an archipelago of volcanic islands in the Pacific sector of the Southern Ocean, 300 km from the Oates Coast (Eastern Antarctica). The archipelago is composed of three large islands (Young, Buckle, and Sturge) and several small islands, stretching 160 km from southeast to northwest. They reach a height of 1,524 m. The islands are covered with glaciers and are uninhabited. They were discovered in 1839 by the English expedition of J. Balleny.

References in periodicals archive ?
Balleny discovered the Balleny Islands on the 9 February 1839 and landed on the 12th, the first landing made south of Antarctic Circle.
The ship heads to the Balleny Islands first to conduct the humpback whale research, before heading east in search of blue whales.
The Balleny Islands are known as a feeding hotspot for humpbacks but little is known about what they eat.
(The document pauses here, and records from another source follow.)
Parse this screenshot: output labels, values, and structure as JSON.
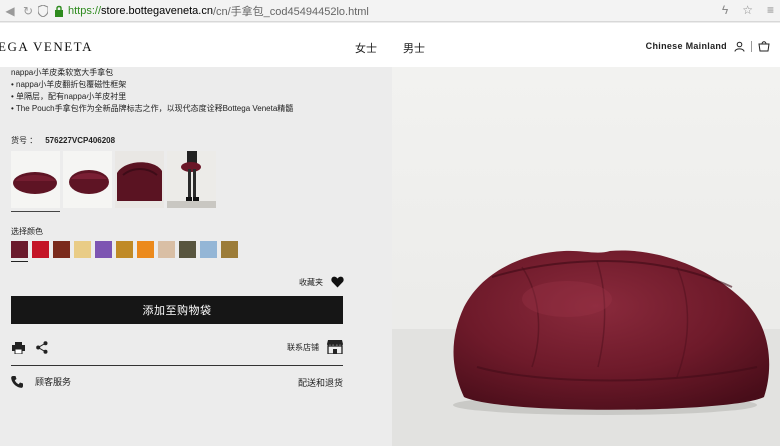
{
  "browser": {
    "url_scheme": "https://",
    "url_host": "store.bottegaveneta.cn",
    "url_path": "/cn/手拿包_cod45494452lo.html"
  },
  "header": {
    "brand": "EGA VENETA",
    "nav": [
      "女士",
      "男士"
    ],
    "region": "Chinese Mainland"
  },
  "product": {
    "description": [
      "nappa小羊皮柔软宽大手拿包",
      "• nappa小羊皮翻折包覆磁性框架",
      "• 单隔层，配有nappa小羊皮衬里",
      "• The Pouch手拿包作为全新品牌标志之作，以现代态度诠释Bottega Veneta精髓"
    ],
    "sku_label": "货号 ：",
    "sku_value": "576227VCP406208",
    "color_label": "选择颜色",
    "swatches": [
      "#6b1a2c",
      "#c41426",
      "#7a2a1c",
      "#e9cc86",
      "#7d55b2",
      "#c08a26",
      "#ec8a1c",
      "#d9bfa5",
      "#58553f",
      "#94b6d6",
      "#9c7c38"
    ],
    "selected_swatch": 0,
    "favorite_label": "收藏夹",
    "add_to_bag": "添加至购物袋",
    "store_label": "联系店铺",
    "service_label": "顾客服务",
    "shipping_label": "配送和退货"
  },
  "colors": {
    "bag": "#6e1a2a",
    "button": "#161616"
  }
}
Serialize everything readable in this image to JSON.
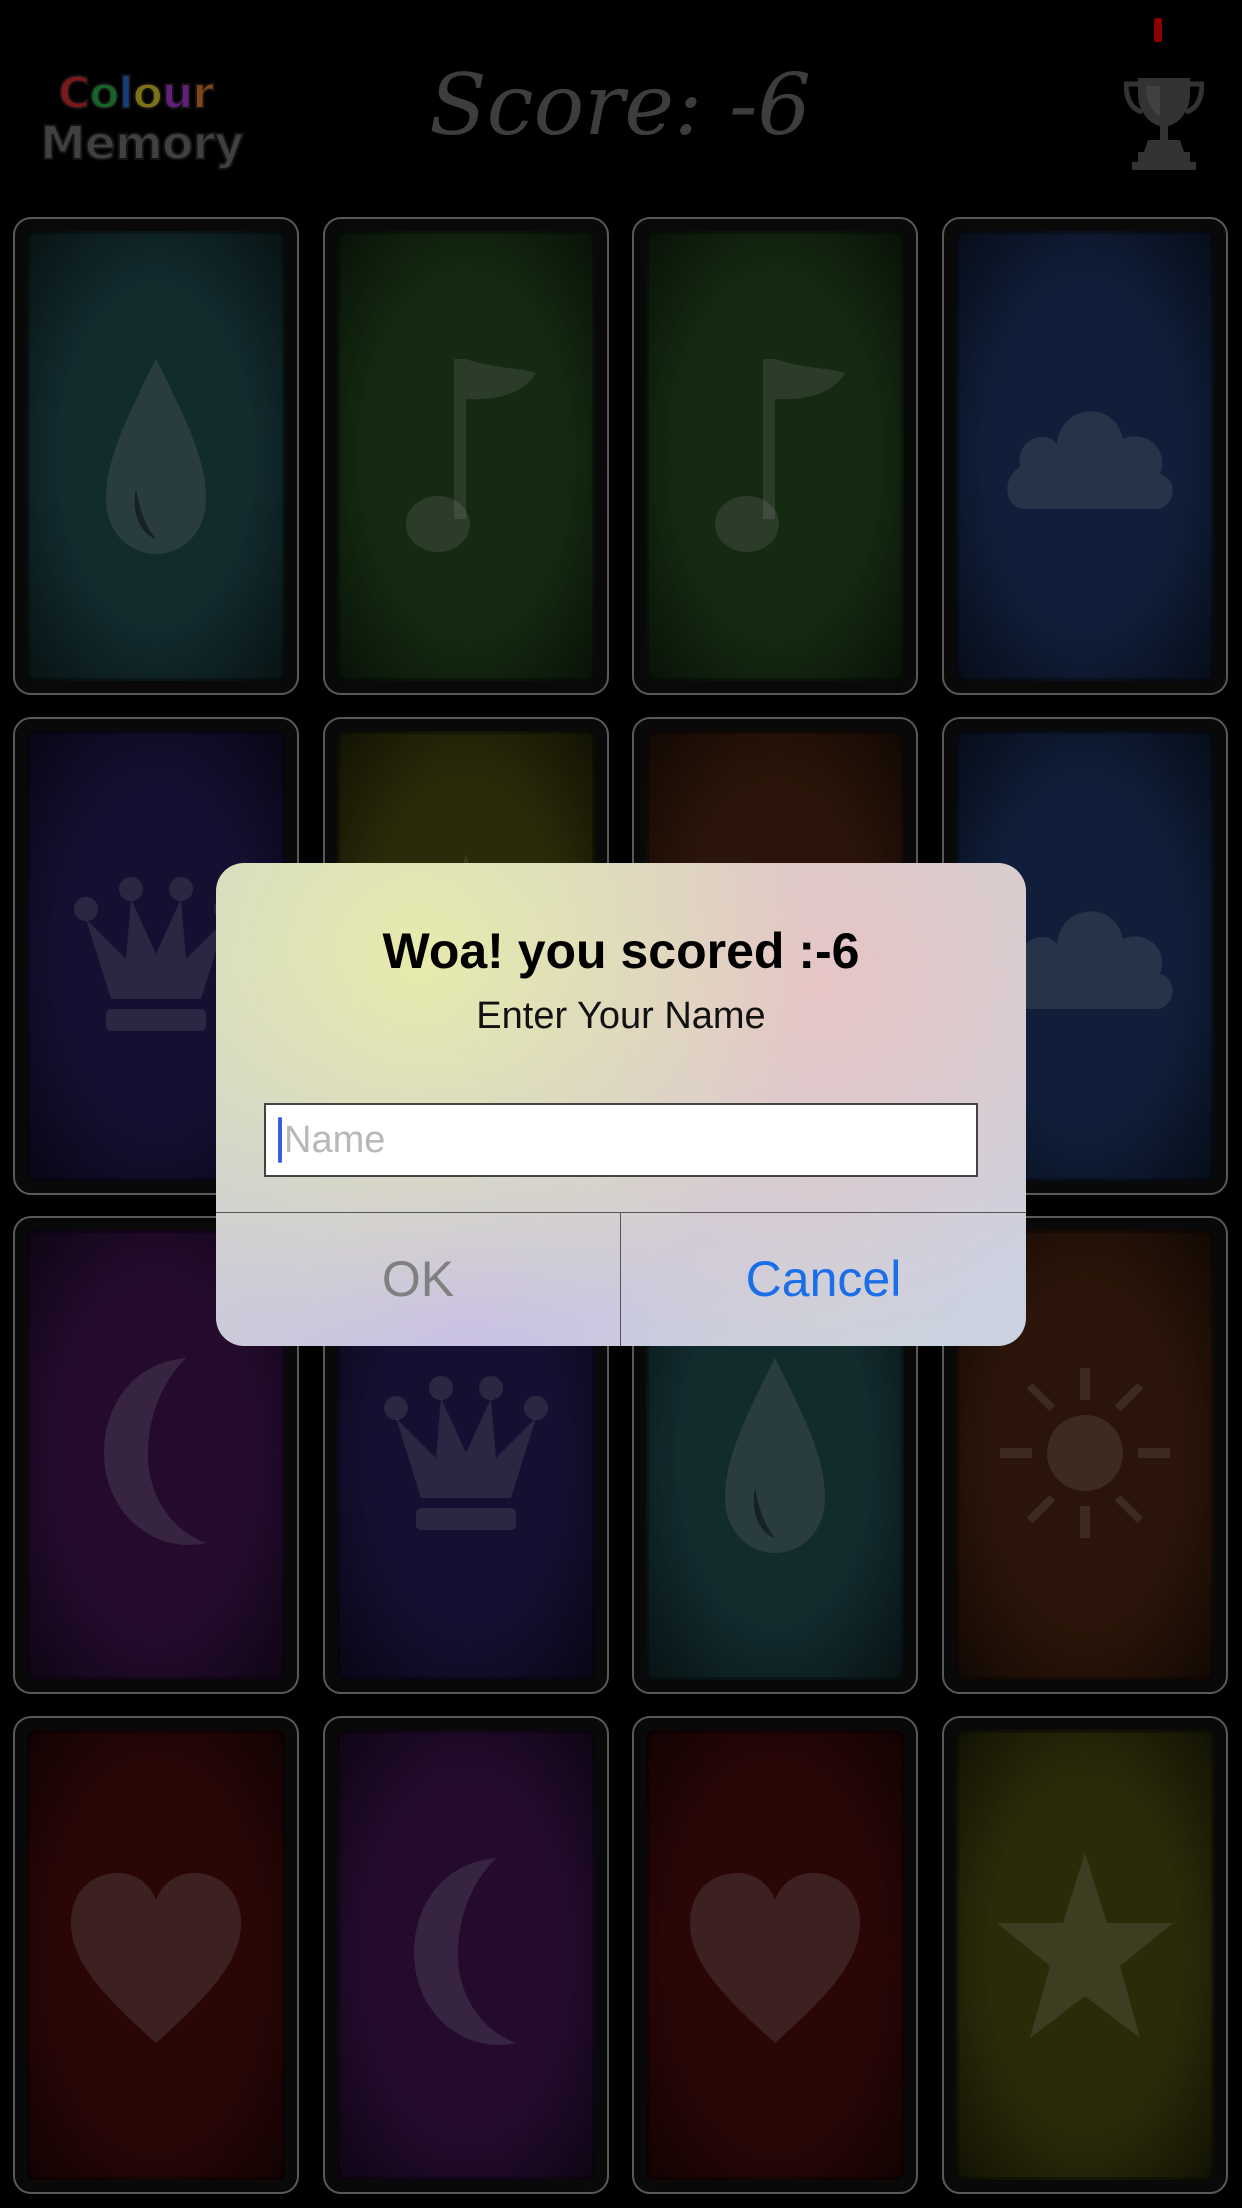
{
  "header": {
    "logo_line1": "Colour",
    "logo_line2": "Memory",
    "score_text": "Score: -6"
  },
  "cards": [
    {
      "color": "#1f4a4f",
      "icon": "drop-icon"
    },
    {
      "color": "#234a1e",
      "icon": "music-note-icon"
    },
    {
      "color": "#234a1e",
      "icon": "music-note-icon"
    },
    {
      "color": "#1c3463",
      "icon": "cloud-icon"
    },
    {
      "color": "#251a55",
      "icon": "crown-icon"
    },
    {
      "color": "#4a4a12",
      "icon": "star-icon"
    },
    {
      "color": "#4a2410",
      "icon": "sun-icon"
    },
    {
      "color": "#1c3463",
      "icon": "cloud-icon"
    },
    {
      "color": "#3e1450",
      "icon": "moon-icon"
    },
    {
      "color": "#251a55",
      "icon": "crown-icon"
    },
    {
      "color": "#1f4a4f",
      "icon": "drop-icon"
    },
    {
      "color": "#4a2410",
      "icon": "sun-icon"
    },
    {
      "color": "#4a0c0c",
      "icon": "heart-icon"
    },
    {
      "color": "#3e1450",
      "icon": "moon-icon"
    },
    {
      "color": "#4a0c0c",
      "icon": "heart-icon"
    },
    {
      "color": "#4a4a12",
      "icon": "star-icon"
    }
  ],
  "alert": {
    "title": "Woa! you scored :-6",
    "message": "Enter Your Name",
    "input_placeholder": "Name",
    "input_value": "",
    "ok_label": "OK",
    "cancel_label": "Cancel"
  },
  "colors": {
    "logo_letters": [
      "#d42a2a",
      "#2aa84a",
      "#2a6ad4",
      "#d4c42a",
      "#a83ad4",
      "#e0762a"
    ],
    "cancel_text": "#1a6fe8",
    "ok_text": "#808080"
  }
}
Humpback whales were the most commonly sighted species, particularly around the Balleny Islands.
The first uninhabited place will be the Balleny Islands in Antarctica, where the sun will only dip below the horizon for one hour.
The team of international scientists will use underwater acoustic technology to listen for humpback and Antarctic blue whales around the Balleny Islands and in the Ross Sea.